_WORK TO COMPLETE_. Using the data below, return every line that holds the word "this".

_AVAILABLE DATA_.
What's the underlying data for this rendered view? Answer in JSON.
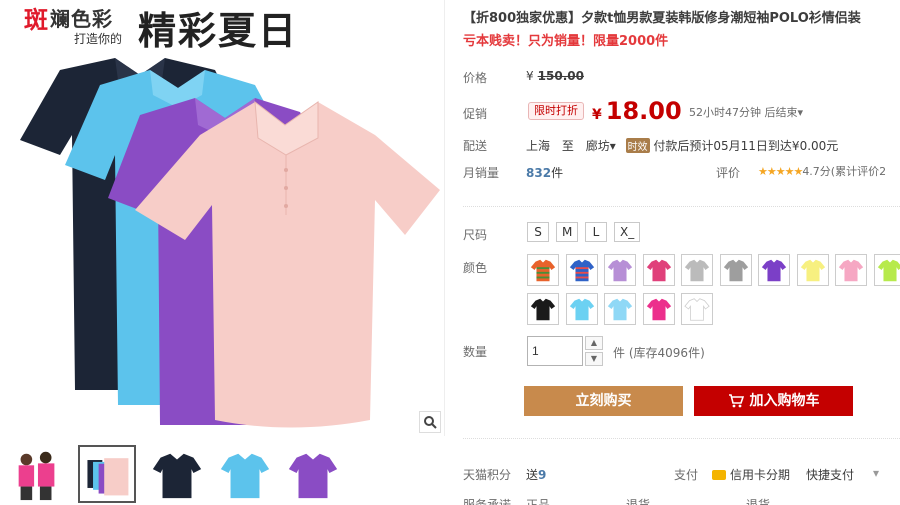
{
  "banner": {
    "brand_first": "斑",
    "brand_rest": "斓色彩",
    "sub": "打造你的",
    "headline": "精彩夏日"
  },
  "product": {
    "title": "【折800独家优惠】夕款t恤男款夏装韩版修身潮短袖POLO衫情侣装",
    "subtitle": "亏本贱卖！只为销量！限量2000件"
  },
  "price": {
    "label": "价格",
    "currency": "¥",
    "original": "150.00",
    "promo_label": "促销",
    "promo_tag": "限时打折",
    "current": "18.00",
    "countdown": "52小时47分钟 后结束",
    "countdown_arrow": "▾"
  },
  "shipping": {
    "label": "配送",
    "from": "上海",
    "to_word": "至",
    "dest": "廊坊",
    "dest_arrow": "▾",
    "tag": "时效",
    "text": "付款后预计05月11日到达¥0.00元"
  },
  "sales": {
    "label": "月销量",
    "count": "832",
    "unit": "件",
    "review_label": "评价",
    "stars": "★★★★★",
    "score_text": "4.7分(累计评价2"
  },
  "size": {
    "label": "尺码",
    "options": [
      "S",
      "M",
      "L",
      "X_"
    ]
  },
  "color": {
    "label": "颜色",
    "swatches": [
      {
        "name": "stripe-rainbow",
        "body": "#e8622b",
        "stripe": "#4a8f3a"
      },
      {
        "name": "stripe-blue",
        "body": "#2f62c7",
        "stripe": "#e84b4b"
      },
      {
        "name": "lilac",
        "body": "#b78fd6",
        "stripe": ""
      },
      {
        "name": "pink-red",
        "body": "#e0407a",
        "stripe": ""
      },
      {
        "name": "gray-white",
        "body": "#bbbbbb",
        "stripe": ""
      },
      {
        "name": "gray",
        "body": "#9e9e9e",
        "stripe": ""
      },
      {
        "name": "purple",
        "body": "#7b3fc7",
        "stripe": ""
      },
      {
        "name": "yellow",
        "body": "#f7f080",
        "stripe": ""
      },
      {
        "name": "pink",
        "body": "#f6a7c3",
        "stripe": ""
      },
      {
        "name": "lime",
        "body": "#b7ea4c",
        "stripe": ""
      },
      {
        "name": "black",
        "body": "#1a1a1a",
        "stripe": ""
      },
      {
        "name": "sky-blue",
        "body": "#6cd1f2",
        "stripe": ""
      },
      {
        "name": "light-blue",
        "body": "#8fd8f6",
        "stripe": ""
      },
      {
        "name": "rose",
        "body": "#ec2f8c",
        "stripe": ""
      },
      {
        "name": "white",
        "body": "#ffffff",
        "stripe": ""
      }
    ]
  },
  "quantity": {
    "label": "数量",
    "value": "1",
    "unit": "件",
    "stock": "(库存4096件)"
  },
  "actions": {
    "buy": "立刻购买",
    "cart": "加入购物车"
  },
  "footer": {
    "points_label": "天猫积分",
    "points_text": "送",
    "points_value": "9",
    "pay_label": "支付",
    "credit": "信用卡分期",
    "quick_pay": "快捷支付",
    "quick_arrow": "▾",
    "services": [
      "服务承诺",
      "正品",
      "退货",
      "退货"
    ]
  },
  "colors": {
    "accent_red": "#c40000",
    "buy_brown": "#c88a4c",
    "link_blue": "#4b7aa8"
  }
}
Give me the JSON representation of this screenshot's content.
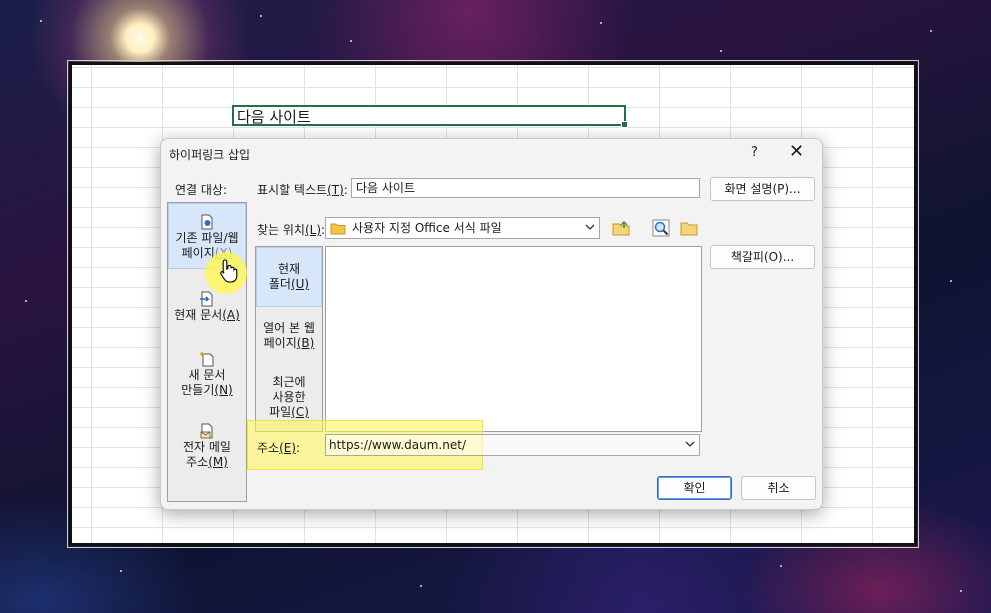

_RESPONSE BOX_.
What's the underlying data for this rendered view? Answer in JSON.
Give me the JSON representation of this screenshot's content.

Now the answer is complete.